South Orkney Islands
The South Orkney Islands are perhaps one of the globe’s best examples of nature left untouched by humans. The icy landscape of this archipelago hosts a permanent population of zero people, with just temporary researchers and surveyors residing in the two bases during the summer months.
The sovereignty of these islands is in suspended dispute between the two nations represented by these bases: Argentina and Britain. The Argentinian base, the Orcadas, is the oldest staffed research facility in Antarctica, having been built in 1903. Meanwhile, the British Signy Research Station has been there since 1947.
Though the first known discovery of this archipelago was by a pair of sealers, it was a subsequent explorer, James Weddell, who gave the South Orkney Islands their current title based on the Orkney Islands of Scotland. In what may or may not be a coincidence, the Antarctic’s archipelago is almost the same latitude south as Scotland’s Orkney Islands are north.
The South Orkney Islands are situated in the frosty Southern Ocean.
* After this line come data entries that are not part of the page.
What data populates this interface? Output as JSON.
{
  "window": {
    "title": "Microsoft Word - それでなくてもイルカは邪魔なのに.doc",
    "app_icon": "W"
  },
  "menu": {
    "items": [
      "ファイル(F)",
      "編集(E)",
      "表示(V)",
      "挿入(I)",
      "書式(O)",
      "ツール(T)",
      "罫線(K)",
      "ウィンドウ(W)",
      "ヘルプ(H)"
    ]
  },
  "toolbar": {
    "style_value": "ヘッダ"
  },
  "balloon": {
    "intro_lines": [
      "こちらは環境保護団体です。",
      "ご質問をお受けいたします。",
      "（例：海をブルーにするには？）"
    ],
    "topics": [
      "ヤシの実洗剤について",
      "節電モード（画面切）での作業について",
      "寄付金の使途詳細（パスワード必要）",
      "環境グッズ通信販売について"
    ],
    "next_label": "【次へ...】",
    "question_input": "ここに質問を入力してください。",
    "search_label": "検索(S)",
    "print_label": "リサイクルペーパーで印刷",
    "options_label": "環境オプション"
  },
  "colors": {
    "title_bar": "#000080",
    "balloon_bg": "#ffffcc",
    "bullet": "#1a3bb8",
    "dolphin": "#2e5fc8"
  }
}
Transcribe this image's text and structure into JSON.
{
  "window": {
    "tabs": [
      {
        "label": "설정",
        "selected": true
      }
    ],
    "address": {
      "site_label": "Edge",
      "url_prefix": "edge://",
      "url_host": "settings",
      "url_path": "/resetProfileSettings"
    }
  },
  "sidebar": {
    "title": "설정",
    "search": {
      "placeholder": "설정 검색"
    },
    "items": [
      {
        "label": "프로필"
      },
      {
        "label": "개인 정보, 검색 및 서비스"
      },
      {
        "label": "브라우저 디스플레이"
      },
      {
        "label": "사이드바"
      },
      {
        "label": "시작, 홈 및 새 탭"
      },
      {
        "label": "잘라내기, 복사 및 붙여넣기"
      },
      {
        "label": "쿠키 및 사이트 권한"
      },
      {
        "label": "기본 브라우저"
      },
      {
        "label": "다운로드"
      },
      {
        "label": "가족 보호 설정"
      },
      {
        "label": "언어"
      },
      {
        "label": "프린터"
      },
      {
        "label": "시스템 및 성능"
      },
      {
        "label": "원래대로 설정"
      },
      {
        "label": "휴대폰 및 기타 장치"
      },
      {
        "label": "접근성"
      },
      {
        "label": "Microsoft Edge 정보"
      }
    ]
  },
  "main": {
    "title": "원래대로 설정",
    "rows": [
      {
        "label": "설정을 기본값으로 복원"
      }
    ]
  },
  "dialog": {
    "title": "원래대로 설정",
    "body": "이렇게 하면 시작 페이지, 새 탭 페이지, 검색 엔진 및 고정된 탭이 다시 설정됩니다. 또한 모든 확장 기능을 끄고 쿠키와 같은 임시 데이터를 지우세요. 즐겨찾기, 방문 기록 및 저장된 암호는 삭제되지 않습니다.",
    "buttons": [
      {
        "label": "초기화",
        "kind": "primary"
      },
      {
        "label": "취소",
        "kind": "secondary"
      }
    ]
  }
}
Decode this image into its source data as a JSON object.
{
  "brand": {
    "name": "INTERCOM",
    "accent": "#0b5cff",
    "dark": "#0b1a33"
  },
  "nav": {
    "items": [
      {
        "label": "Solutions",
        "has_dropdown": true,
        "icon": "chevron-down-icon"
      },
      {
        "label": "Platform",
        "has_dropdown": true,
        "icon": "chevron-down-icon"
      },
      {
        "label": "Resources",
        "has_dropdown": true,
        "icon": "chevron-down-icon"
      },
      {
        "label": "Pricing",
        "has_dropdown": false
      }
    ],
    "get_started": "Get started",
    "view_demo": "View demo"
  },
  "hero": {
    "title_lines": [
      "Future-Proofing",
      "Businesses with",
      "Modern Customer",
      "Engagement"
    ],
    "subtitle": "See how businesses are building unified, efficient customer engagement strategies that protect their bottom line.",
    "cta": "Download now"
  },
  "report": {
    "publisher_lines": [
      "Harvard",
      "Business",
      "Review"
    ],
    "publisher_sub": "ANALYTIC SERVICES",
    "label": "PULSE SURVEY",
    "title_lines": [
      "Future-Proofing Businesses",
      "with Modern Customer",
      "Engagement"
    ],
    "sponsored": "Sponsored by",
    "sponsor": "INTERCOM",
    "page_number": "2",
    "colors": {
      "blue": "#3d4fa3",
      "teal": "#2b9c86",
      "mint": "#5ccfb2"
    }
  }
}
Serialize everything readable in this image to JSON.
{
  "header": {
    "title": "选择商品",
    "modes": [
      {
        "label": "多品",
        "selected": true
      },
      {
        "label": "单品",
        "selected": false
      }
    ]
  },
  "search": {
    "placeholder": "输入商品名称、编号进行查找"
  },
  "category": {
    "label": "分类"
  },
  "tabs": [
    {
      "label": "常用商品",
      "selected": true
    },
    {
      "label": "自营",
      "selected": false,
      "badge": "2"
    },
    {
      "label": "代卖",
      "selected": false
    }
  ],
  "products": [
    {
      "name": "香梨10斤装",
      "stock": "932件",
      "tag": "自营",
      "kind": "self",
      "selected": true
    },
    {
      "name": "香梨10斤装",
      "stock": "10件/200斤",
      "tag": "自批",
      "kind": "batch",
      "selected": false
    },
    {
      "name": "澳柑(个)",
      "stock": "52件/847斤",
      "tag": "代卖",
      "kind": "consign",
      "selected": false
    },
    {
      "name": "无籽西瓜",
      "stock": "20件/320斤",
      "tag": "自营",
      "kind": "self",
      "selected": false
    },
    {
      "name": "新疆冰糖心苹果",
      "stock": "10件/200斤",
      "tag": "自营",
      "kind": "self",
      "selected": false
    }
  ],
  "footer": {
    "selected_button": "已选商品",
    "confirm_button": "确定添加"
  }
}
They are comprised of four major islands (Coronation Island, Laurie Island, Powell, and Signy) and several smaller ones.
Despite freezing conditions and being mostly covered in ice and glaciers, the islands are home to some vegetation, including algae and mosses. The islands and the waters around them are also feeding grounds for some seals, Adélie penguins, chinstrap penguins, gentoo penguins, and seabirds.
The stunning sights and thrill of adventure are the main reasons explorers get excited about this and other Antarctic destinations. Cruise lines offering voyages this close to the South Pole include Quark Expeditions and Silversea Cruises.
Cruise ships do not dock at the South Orkney Islands due to the lack of facilities and rough conditions. Instead, you may be taken to the islands via Zodiacs (inflatable rubber boats) in summer and if weather permits.
This archipelago is situated just over 600 kilometres from the Antarctic Peninsula’s northeastern tip.
As this location is not populated, facilities are very limited. If your trip ashore includes a visit to the Argentine research base, there will be basic facilities to use. Aside from this, make sure to take advantage of your cruise ship’s amenities before and after your South Orkney Island adventure.
How To Get Around
You will likely be transported mostly by Zodiac (rubber boat) in order to get to the islands and back to the ship.
Travel times will vary depending on how far you explore and the weather conditions on the day.
Currency – There is no currency on the South Orkney Islands as there is nothing to buy here. The cost of items on board your ship will remain the same as throughout the rest of your journey, though all your on-board expenses might be covered by your ticket regardless.
Time Zone – The South Orkney Islands are technically 3 hours behind Coordinated Universal Time (UTC). However, time zones in Antarctica are confusing and can change rapidly as your ship travels. Your cruise will most likely keep things simple by running according to the same time zone throughout the Antarctic stretch of your journey.
Weather – The climate on and around the South Orkney Islands is not tolerable in winter, as is typical of this extreme part of the world. During summer, the archipelago’s average temperature may rise to about 3-4 degrees Celsius, but it will not get much higher. Expect plenty of chilly winds and be prepared for snow; it falls here on more days than it does not.
Zodiac Cruising – Jumping on board an inflatable rubber boat is the best way – and virtually the only way – to get the full South Orkney Islands experience. Float past majestic blue icebergs, witness thousands of cute penguins in their natural habitat, and be blown away by the enormous scope and beauty of this vastly untouched tundra landscape. Make sure to dress very warmly and stay out of the water!
Orcadas Station – The Argentine research base on Laurie Island makes for a fascinating visit. The meteorology-focused station was established by Scotsman W.S. Bruce in 1903 and then sold to Argentina. Meet the friendly people who work here in summer and get a feel for what it might be like to live here – it might be a great experience to visit, but you’ll probably be glad your stay is just for the day! If given permission, you may also get to visit Punta Cormoran, which is home to a colony of Adélie penguins.
Photography – The breathtaking landscapes and fascinating wildlife of this archipelago are the stuff a nature photographer’s dreams are made of! You’ll definitely be capturing some perfect panoramic shots as your cruise ship approaches and sails away too.